If We Could Get Some More Cocaine by John O’Donovan. Photographer: Claudia Marinaro

The aforementioned Damage is another two-hander, this time an elderly couple played by Karl Johnson and Sue Porrett, squabble and row seemingly harmlessly, until the end brings a rawer, darker feel.

It’s a shame then that the evening rather stumbles with the baggy Kampala that takes the vast theme of Uganda’s independence and the rise and fall of Idi Amin and attempts to condense it into three short scenes seen through the eyes of a group of students. The set-up felt unfocused and confusing despite some committed performances.

This final piece, while ambitious, proved that short form play writing is an art form in itself and not every subject is ripe for its condensed structure. These series of one-offs seem to work best when they’re not telling a story so much as an idea, revelling in the joy of the written word and the creativity a 20-minute slot unleashes. 

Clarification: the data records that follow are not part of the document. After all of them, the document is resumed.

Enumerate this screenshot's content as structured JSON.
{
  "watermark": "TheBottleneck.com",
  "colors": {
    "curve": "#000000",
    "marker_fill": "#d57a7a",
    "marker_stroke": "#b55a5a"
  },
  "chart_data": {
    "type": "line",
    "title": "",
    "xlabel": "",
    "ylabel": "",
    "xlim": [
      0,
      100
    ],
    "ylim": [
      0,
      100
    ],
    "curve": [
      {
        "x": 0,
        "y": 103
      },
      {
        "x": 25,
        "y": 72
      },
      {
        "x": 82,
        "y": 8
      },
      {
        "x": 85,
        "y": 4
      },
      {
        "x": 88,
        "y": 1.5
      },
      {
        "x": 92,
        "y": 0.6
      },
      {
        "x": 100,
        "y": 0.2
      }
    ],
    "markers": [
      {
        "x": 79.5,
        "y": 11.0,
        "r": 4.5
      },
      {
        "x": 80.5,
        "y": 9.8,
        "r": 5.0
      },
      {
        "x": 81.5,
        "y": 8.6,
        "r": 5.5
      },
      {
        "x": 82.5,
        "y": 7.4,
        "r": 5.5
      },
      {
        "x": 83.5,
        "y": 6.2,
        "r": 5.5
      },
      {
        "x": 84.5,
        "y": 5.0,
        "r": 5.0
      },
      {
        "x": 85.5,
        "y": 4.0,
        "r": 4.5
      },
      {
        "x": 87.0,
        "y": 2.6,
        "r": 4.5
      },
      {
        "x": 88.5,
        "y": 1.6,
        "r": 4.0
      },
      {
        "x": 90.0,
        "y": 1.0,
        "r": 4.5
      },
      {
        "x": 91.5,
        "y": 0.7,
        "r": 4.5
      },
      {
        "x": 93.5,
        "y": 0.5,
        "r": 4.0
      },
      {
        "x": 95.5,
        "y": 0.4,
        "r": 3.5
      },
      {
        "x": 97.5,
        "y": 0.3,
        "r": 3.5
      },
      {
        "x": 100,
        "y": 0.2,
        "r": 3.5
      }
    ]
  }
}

The Miniaturists

Theatre Review: Quietly, Soho Theatre

Declan Conlon as Ian and Patrick O’Kane as Jimmy in Quietly at the Soho Theatre

Declan Conlon as Ian and Patrick O’Kane as Jimmy in Quietly at the Soho Theatre

Football forms a background to Quietly, Owen McCafferty’s Belfast-based drama, but the odds played out on stage in this searing 75-minute play are far bigger and run much deeper than even Bill Shankly could imagine.

Quietly is Northern Ireland’s brutal history in microcosm set in a pub on the city’s fringes where a Catholic and a Protestant meet to play out their own linked personal and painful history.

Northern Ireland are playing a World Cup qualifying match against Poland at home. Polish barman Robert is supporting his home nation with vocal frustration. As usual, he has just one customer, regular Johnny, a morose man shrouded in disappointment resentment, seeking refuge, as he does every night, in this pub at the top of the road. But tonight Jimmy warns Robert to expect another punter and that there “may be shouting”. When the third man, Ian, arrives, there is more than just a bit of shouting, his presence setting off sparks that ignite the fire of these two men’s shared personal history throwing up confessions, half-apologies and regret as Robert looks on as referee.

This tight 75 minute long play bristles with anger, disappointment, resentment – and forgiveness. As the play reached its emotional crescendo, there was a lot of sniffling which I can’t believe was all due to hayfever. But in amongst the angst there were some lovely amusing  moments that cut through the gloom.

Quietly is unpretentious, striking and deeply moving in its simplicity, these are not men used to talking about their feelings or admitting their mistakes. Johnny and Ian’s story is one of many from a certain point in Belfast’s history and its power lies in the way McCafferty draws out the personal from the newspaper headlines. Theatre is so often about small things wrought large – an end of an affair, a family secret – but Quietly is a big story diluted to its essence; the pain of two families destroyed by hate, the effect of history on individuals.

As affecting and as nicely structured as McCafferty’s script is, it’s the actors who elevate Quietly to such an emotional place. Patrick O’Kane, an old school friend and long-term McCafferty collaborator, as Jimmy pulls out a controlled powerhouse of a performance that’s moving yet low-key. Declan Conlon is unassumingly brilliant as Ian, a man weighed down by his past and Robert Zawadzki as the barman brings a lightness of touch when most needed.

Unshowy, yet exhilarating and gripping, the brilliance of Quietly should be shouted from the roof tops

by Suzanne Elliott